After series of successful collaborations with different brands and types of products, Shepard Fairey (featured) just revealed his latest joint effort with luxury Swiss watchmaker Hublot as the latest addition to their “Hublot Loves Art” series. The American contemporary street artist, graphic designer, activist, and illustrator, was announced as an official brand ambassador during the unveiling of an exclusive new timepiece titled the Big Bang Meca-10 Shepard Fairey on May 16th in the East LA neighborhood of Silver Lake.

Co-designed with the artist, this model is part of the Big Bang Meca-10 family, a newer innovation on Hublot’s signature style with the brand’s in-house movement, a gear-driven mechanical aesthetic, and a 10-day power reserve. Developed over a span of two years, an opening at 3 o’clock reveals Shepard Fairey’s “STAR GEAR” logo while the Texalium™ case features a tribal, floral pattern to mimic the artist’s work, which extends throughout the straps. Available in a limited edition of 100 pieces of black and navy blue colorways, each piece ($28,300) comes in a special case containing a signed and numbered letterpress print “Star Gear Collage Red” or “Star Gear Collage Blue,” framed in concrete, as an extension of the design and color of the corresponding watch.

We had a chance to talk with Shepard about this unique partnership, discuss the difference between designing large murals and tiny watch parts and the way these kind of ventures affect his everyday creative practice.

Arrested Motion (AM): How much of a challenge was it working on something of such tiny scale, especially when compared to the large size murals you’ve been creating in the last several years?

Shepard Fairey (SF): My creative process for working with Hublot, was to look at the size of the ‘canvas’ and think ‘what are the natural elements within my work that would work harmoniously with the overall watch’. There isn’t a lot of surface area and the design shouldn’t be too flashy. I looked at the subtle elements of my work; a lot of the foundation work that I do in my collage(s) have a subtle, tonal quality I thought would be elegant and could work well. The amazing thing [about] working with Hublot is that they say, ‘we can try anything that you want’; they were very open to anything that I wanted to experiment with and they take a lot of pride in pushing the envelope in terms of technique. This is a luxury timepiece so there’s no limitation to the length that they will go to execute something in a beautiful and sophisticated way.

AM: Did you have any influence on the construction/architecture of the watch elements?

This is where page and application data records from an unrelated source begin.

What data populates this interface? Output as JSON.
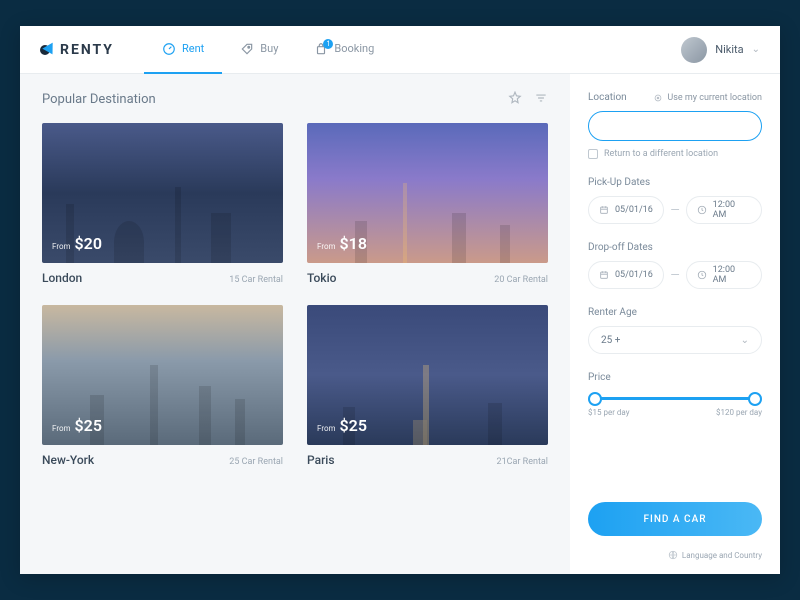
{
  "brand": "RENTY",
  "nav": {
    "rent": "Rent",
    "buy": "Buy",
    "booking": "Booking",
    "booking_badge": "1"
  },
  "user": {
    "name": "Nikita"
  },
  "section": {
    "title": "Popular Destination"
  },
  "cards": [
    {
      "from": "From",
      "price": "$20",
      "city": "London",
      "count": "15 Car Rental"
    },
    {
      "from": "From",
      "price": "$18",
      "city": "Tokio",
      "count": "20 Car Rental"
    },
    {
      "from": "From",
      "price": "$25",
      "city": "New-York",
      "count": "25 Car Rental"
    },
    {
      "from": "From",
      "price": "$25",
      "city": "Paris",
      "count": "21Car Rental"
    }
  ],
  "sidebar": {
    "location_label": "Location",
    "use_location": "Use my current location",
    "location_placeholder": "",
    "diff_location": "Return to a different location",
    "pickup_label": "Pick-Up Dates",
    "dropoff_label": "Drop-off Dates",
    "date": "05/01/16",
    "time": "12:00 AM",
    "age_label": "Renter Age",
    "age_value": "25 +",
    "price_label": "Price",
    "price_min": "$15 per day",
    "price_max": "$120 per day",
    "cta": "FIND A CAR",
    "lang": "Language and Country"
  }
}
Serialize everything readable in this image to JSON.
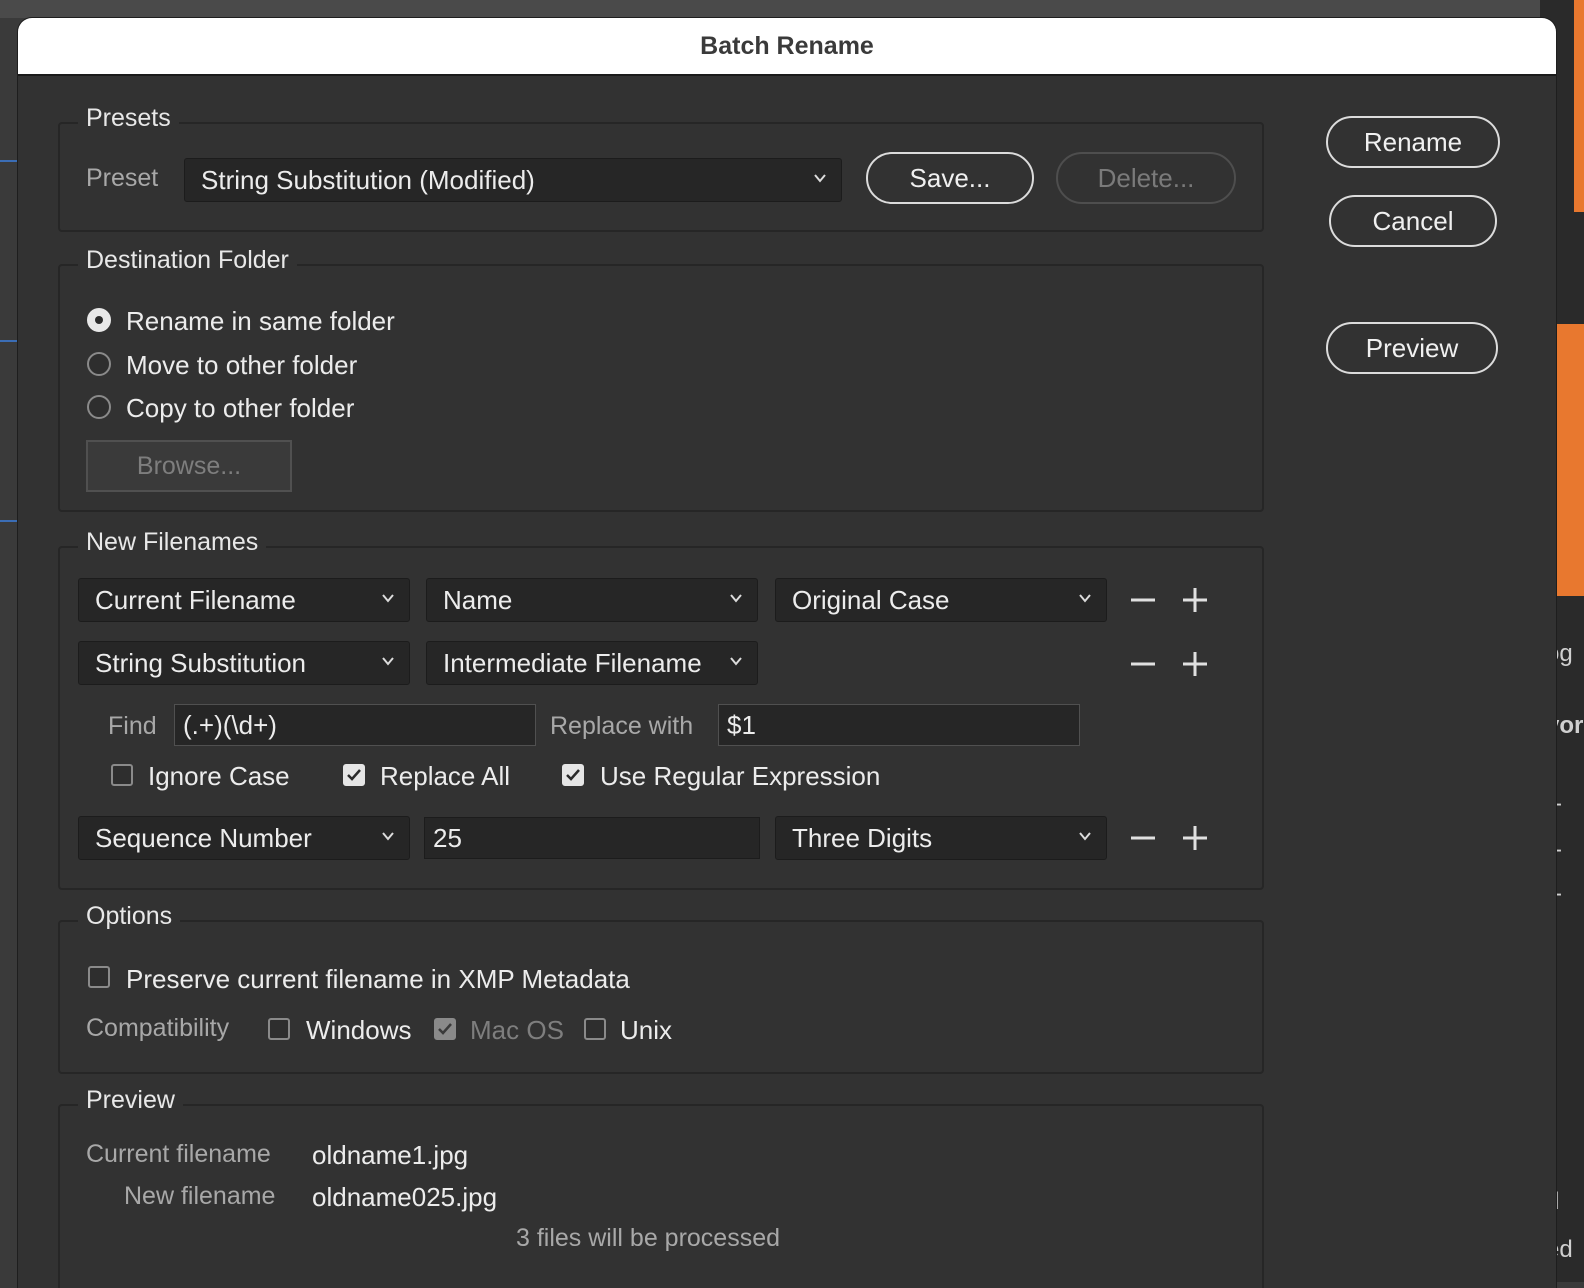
{
  "dialog": {
    "title": "Batch Rename",
    "rename_label": "Rename",
    "cancel_label": "Cancel",
    "preview_label": "Preview"
  },
  "presets": {
    "group_title": "Presets",
    "preset_label": "Preset",
    "preset_value": "String Substitution (Modified)",
    "save_label": "Save...",
    "delete_label": "Delete..."
  },
  "destination": {
    "group_title": "Destination Folder",
    "options": [
      {
        "label": "Rename in same folder",
        "selected": true
      },
      {
        "label": "Move to other folder",
        "selected": false
      },
      {
        "label": "Copy to other folder",
        "selected": false
      }
    ],
    "browse_label": "Browse..."
  },
  "new_filenames": {
    "group_title": "New Filenames",
    "row1": {
      "type": "Current Filename",
      "part": "Name",
      "case": "Original Case"
    },
    "row2": {
      "type": "String Substitution",
      "source": "Intermediate Filename"
    },
    "find_label": "Find",
    "find_value": "(.+)(\\d+)",
    "replace_label": "Replace with",
    "replace_value": "$1",
    "ignore_case_label": "Ignore Case",
    "replace_all_label": "Replace All",
    "use_regex_label": "Use Regular Expression",
    "ignore_case": false,
    "replace_all": true,
    "use_regex": true,
    "row3": {
      "type": "Sequence Number",
      "start": "25",
      "digits": "Three Digits"
    }
  },
  "options": {
    "group_title": "Options",
    "preserve_label": "Preserve current filename in XMP Metadata",
    "preserve": false,
    "compat_label": "Compatibility",
    "windows_label": "Windows",
    "macos_label": "Mac OS",
    "unix_label": "Unix",
    "windows": false,
    "macos": true,
    "unix": false
  },
  "preview": {
    "group_title": "Preview",
    "current_label": "Current filename",
    "current_value": "oldname1.jpg",
    "new_label": "New filename",
    "new_value": "oldname025.jpg",
    "summary": "3 files will be processed"
  },
  "background": {
    "fragments": [
      "og",
      "vor",
      "--",
      "--",
      "--",
      "d",
      "ed"
    ]
  },
  "colors": {
    "dialog_bg": "#323232",
    "accent_orange": "#e8782f",
    "title_bg": "#ffffff"
  }
}
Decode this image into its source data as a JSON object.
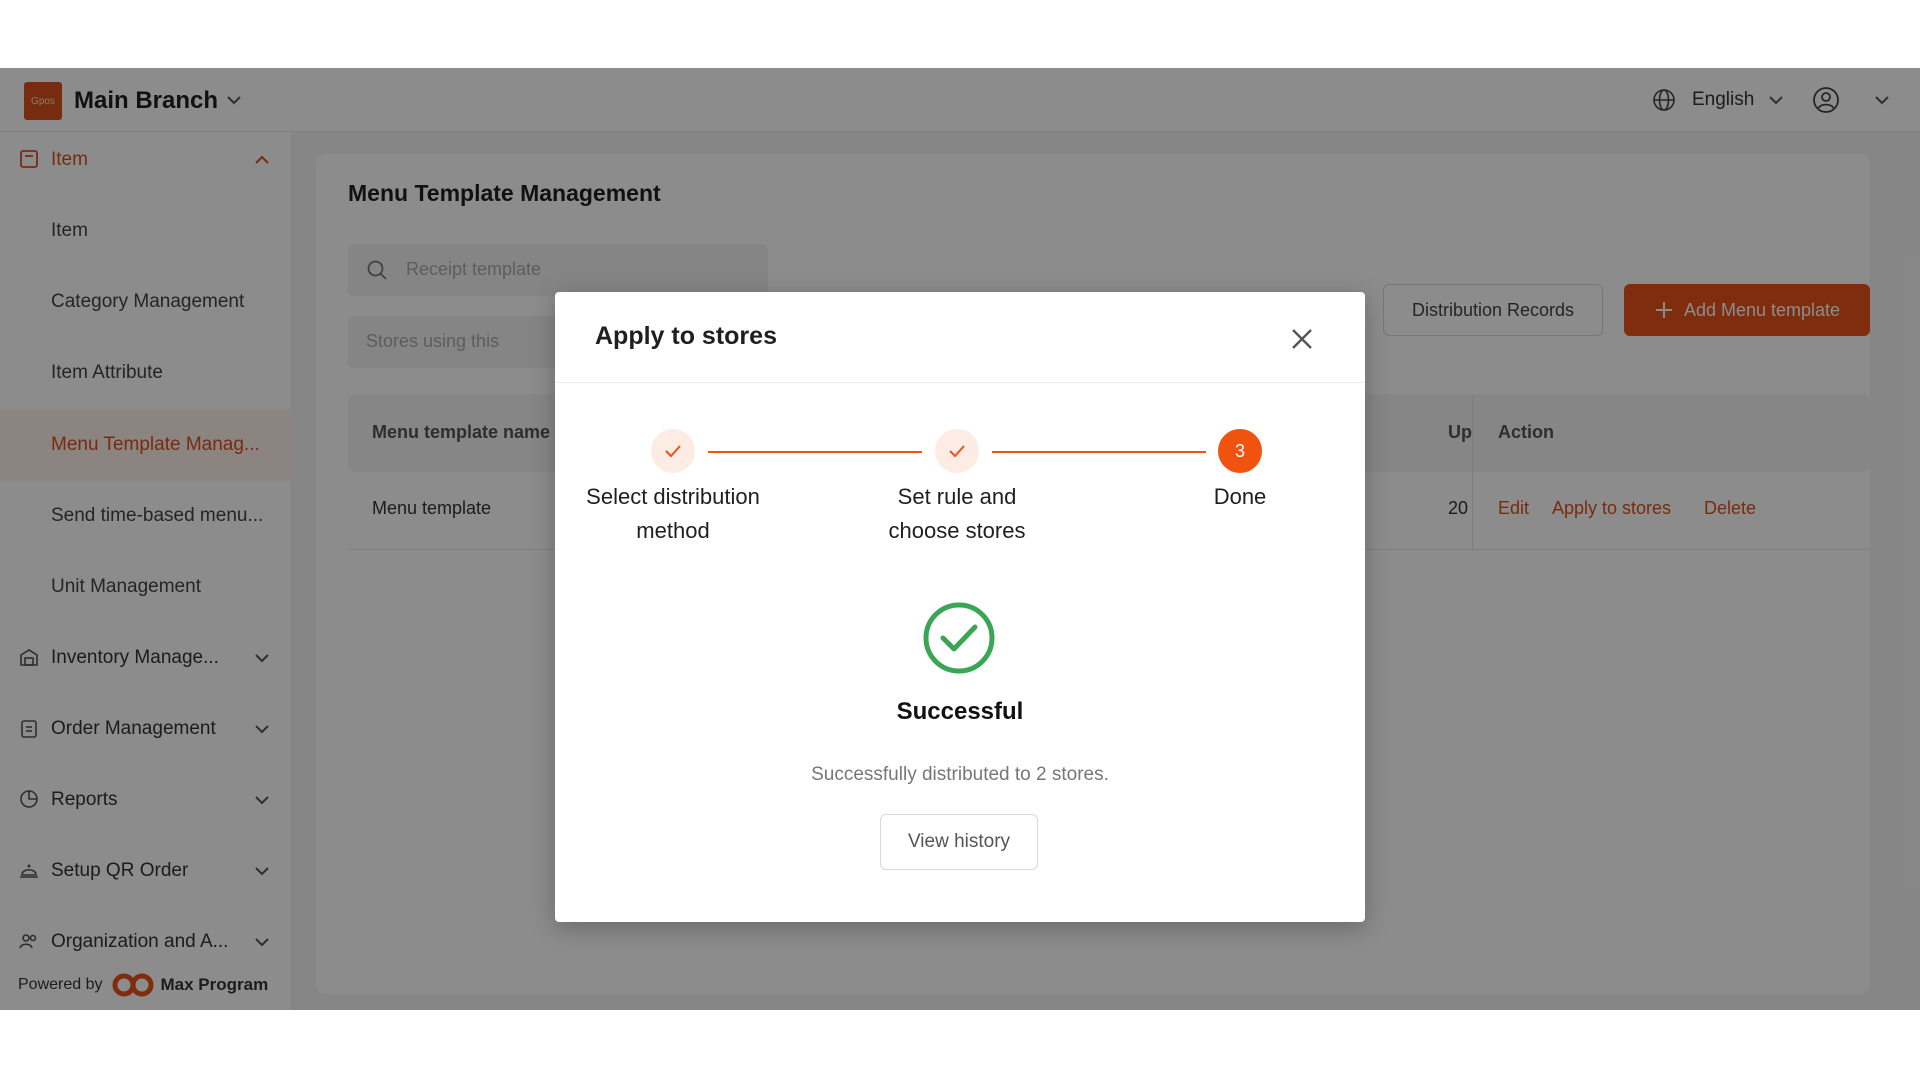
{
  "topbar": {
    "logo_text": "Gpos",
    "branch_name": "Main Branch",
    "language": "English"
  },
  "sidebar": {
    "item_group": "Item",
    "sub_items": [
      "Item",
      "Category Management",
      "Item Attribute",
      "Menu Template Manag...",
      "Send time-based menu...",
      "Unit Management"
    ],
    "groups": [
      "Inventory Manage...",
      "Order Management",
      "Reports",
      "Setup QR Order",
      "Organization and A..."
    ],
    "powered_by": "Powered by",
    "powered_brand": "Max Program"
  },
  "main": {
    "title": "Menu Template Management",
    "search_placeholder": "Receipt template",
    "filter_placeholder": "Stores using this",
    "distribution_button": "Distribution Records",
    "add_button": "Add Menu template",
    "table": {
      "headers": [
        "Menu template name",
        "Up",
        "Action"
      ],
      "rows": [
        {
          "name": "Menu template",
          "updated": "20",
          "actions": [
            "Edit",
            "Apply to stores",
            "Delete"
          ]
        }
      ]
    }
  },
  "modal": {
    "title": "Apply to stores",
    "steps": [
      {
        "label": "Select distribution method",
        "status": "done"
      },
      {
        "label": "Set rule and choose stores",
        "status": "done"
      },
      {
        "label": "Done",
        "status": "current",
        "number": "3"
      }
    ],
    "success_title": "Successful",
    "success_desc": "Successfully distributed to 2 stores.",
    "history_button": "View history"
  },
  "colors": {
    "accent": "#e8501c",
    "success": "#3aa655"
  }
}
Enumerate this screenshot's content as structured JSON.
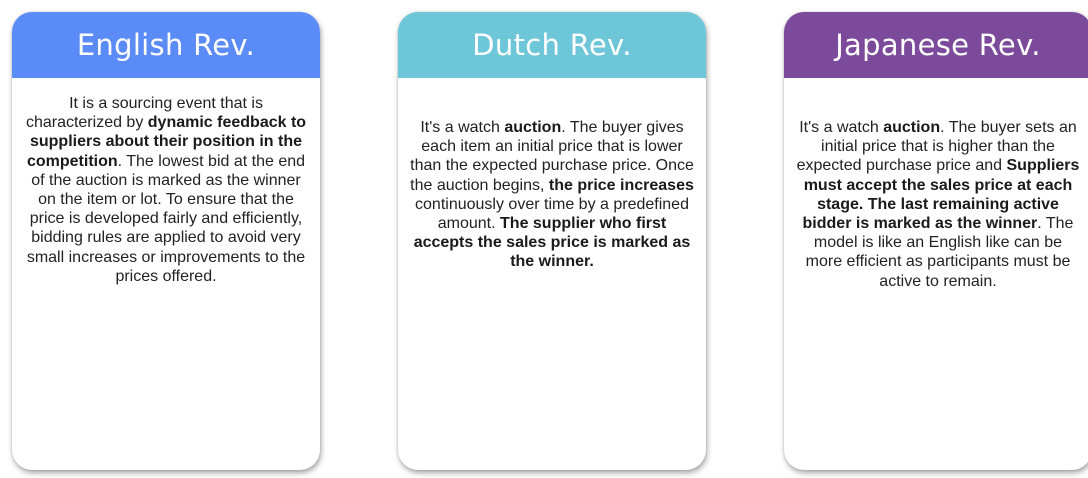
{
  "colors": {
    "english_header": "#5b8bf7",
    "dutch_header": "#6ec6d9",
    "japanese_header": "#7c4a9a"
  },
  "cards": [
    {
      "title": "English Rev.",
      "segments": [
        {
          "text": "It is a sourcing event that is characterized by ",
          "bold": false
        },
        {
          "text": "dynamic feedback to suppliers about their position in the competition",
          "bold": true
        },
        {
          "text": ". The lowest bid at the end of the auction is marked as the winner on the item or lot. To ensure that the price is developed fairly and efficiently, bidding rules are applied to avoid very small increases or improvements to the prices offered.",
          "bold": false
        }
      ]
    },
    {
      "title": "Dutch Rev.",
      "segments": [
        {
          "text": "It's a watch ",
          "bold": false
        },
        {
          "text": "auction",
          "bold": true
        },
        {
          "text": ". The buyer gives each item an initial price that is lower than the expected purchase price. Once the auction begins, ",
          "bold": false
        },
        {
          "text": "the price increases",
          "bold": true
        },
        {
          "text": " continuously over time by a predefined amount. ",
          "bold": false
        },
        {
          "text": "The supplier who first accepts the sales price is marked as the winner.",
          "bold": true
        }
      ]
    },
    {
      "title": "Japanese Rev.",
      "segments": [
        {
          "text": "It's a watch ",
          "bold": false
        },
        {
          "text": "auction",
          "bold": true
        },
        {
          "text": ". The buyer sets an initial price that is higher than the expected purchase price and ",
          "bold": false
        },
        {
          "text": "Suppliers must accept the sales price at each stage. The last remaining active bidder is marked as the winner",
          "bold": true
        },
        {
          "text": ". The model is like an English like can be more efficient as participants must be active to remain.",
          "bold": false
        }
      ]
    }
  ]
}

SF: The aspect of the watch I’m most excited about is the Texalium [which] is a really amazing substance to work with. It has a translucency but it’s also very hard so you’re actually seeing the imagery itself through a translucent case. It’s printed essentially on a silk, it feels perfectly integrated into the watch, but it changes with the light. That’s very unusual and spectacular and something that I hadn’t seen before.

AM: Did you create any new imagery for the watch or were all of them from your existing “clipboard”?

SF: I looked at the elements I use in my work that I think work well graphically and that can be read in a small area but also have a signature look that is recognizably mine.

AM: How does it feel to work on such luxury item projects almost simultaneously with We The People or similar ones?

SF: Hublot is about craftsmanship and a very refined execution and that to me as what my art is about: doing whatever it takes to create a visual that I think is important to create. So, there’s that craft that goes into it on both sides that makes it the perfect marriage.

AM: Speaking of the engaged, activism part of your practice, is there something special in the pipeline that you can share? The times we live in must be constant inspiration to create work that will empower and inspire.

SF: I draw inspiration from everything out there that’s powerful. I’m a student of art history, design history. I walk around cities and take photographs. I look at hand painted signage, murals, architecture, patterns in ironwork, in tiles, all these things inform what I make. But it’s all filtered through my sensibility in a way that I think is recognizably my own. I’m standing on the shoulders of all the great work that has come before me, but I think with my own voice.

Discuss Shepard Fairey here.